I have two major areas of research right now. One is the investigation of genetic risk factors underlying orthopedic disease in the horse, specifically osteochondrosis (a developmental orthopedic disease), and the other is the investigation of genetic factors underlying the ability of horses to perform alternative gaits (such as the pace in Standardbreds or the running walk in Tennessee Walkers). Both of these projects currently use Standardbred horses as a model population, so I’m excited to be in an area where Standardbreds are popular.
What one thing do you think equine practitioners should be most aware of regarding your profession?
We’ve known for a long time that genetics play an important role both in the development of disease and in economically important traits (i.e., speed and other performance characteristics) of the horse. We are now reaching the point where we have the tools and resources to really start digging deeply into the genetic factors that influence these complex traits. The results of this work could have profound impacts on breeders, owners, and practitioners. However, our ability to do research in this field is driven by the sample sets that we can compile—thus, I am always on the lookout for individuals willing to contribute DNA samples for ongoing projects. Participation is as simple as collecting a single blood or hair root sample from horses that meet study criteria.
>> If you haven’t visited it for a few months, check out our revamped College of Veterinary Medicine website: vetmed.illinois.edu. We have a special section for referring veterinarians right on the homepage called “DVM Resources.” You’ll find links to our clinical specialists and referral services, continuing education, the Veterinary Diagnostic Lab, and more.
>> Anesthesiologists, join our highly productive and dynamic group dedicated to excellence in comparative research, resident instruction, and the practice of cutting-edge medicine for companion, production, and zoological species. We have an opening for a full-time clinical assistant, associate, or full professor in veterinary anesthesia and pain management. See more details and other veterinary positions at jobs.illinois.edu.
>> The Veterinary Teaching Hospital is conducting a new study to look for a better way to detect cardiac blood clots in cats. Computed tomography (CT) may prove a quicker, less stressful, lower cost procedure than echocardiograms and X-rays for cats with suspected heart disease. Cats that have heart disease and have been suspected to have a cardiac clot may be eligible to take part in the study and may receive a free echocardiogram and computed tomography scan.

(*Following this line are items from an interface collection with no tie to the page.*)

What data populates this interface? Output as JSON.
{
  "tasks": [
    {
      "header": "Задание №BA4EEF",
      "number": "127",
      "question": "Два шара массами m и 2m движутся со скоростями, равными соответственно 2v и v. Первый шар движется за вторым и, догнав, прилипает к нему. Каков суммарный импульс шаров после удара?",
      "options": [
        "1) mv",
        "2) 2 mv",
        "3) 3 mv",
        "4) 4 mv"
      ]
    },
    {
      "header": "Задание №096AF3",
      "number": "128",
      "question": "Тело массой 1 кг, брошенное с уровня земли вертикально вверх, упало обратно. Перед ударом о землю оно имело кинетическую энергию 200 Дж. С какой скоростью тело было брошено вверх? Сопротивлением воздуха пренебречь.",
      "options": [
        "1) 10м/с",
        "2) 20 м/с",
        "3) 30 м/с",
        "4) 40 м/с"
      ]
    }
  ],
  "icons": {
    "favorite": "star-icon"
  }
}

Call radiology resident Dr. Kyle Vititoe at (217) 649-6338 for inquiries or veterinary cardiologist Dr. Ryan Fries at (217) 333-5311 for an appointment.
More news: vetmed.illinois.edu/news
More clinical trials: go.illinois.edu/trials
TAGteach Seminar: Collaborating with Veterinary Professionals
Would your practice benefit from training that fosters staff consistency and communication while improving your patients’ and clients’ experience?
Dr. Kelly Ballantyne, a faculty member and a veterinarian whose practice is limited to behavior, is copresenting a cutting-edge seminar introducing the TAGteach methodology for low-stress patient handling and how it can enhance the overall experience for patients, clients, and staff in the veterinary environment.
Sunday, May 31
9 a.m.-5 p.m.
Medical District Veterinary Clinic at Illinois, Chicago
Learn more and register: http://tagteach.com/event-1906676
Executive Veterinary Program in Swine Health Management: Module 5
June 11, 2015
Fall Conference for Veterinarians
September 17-18, 2015
iHotel, Champaign, Ill.
Microsurgery Training Lab
September 28-October 2, 2015
Learn more: vetmed.illinois.edu/vet-resources/continuing-education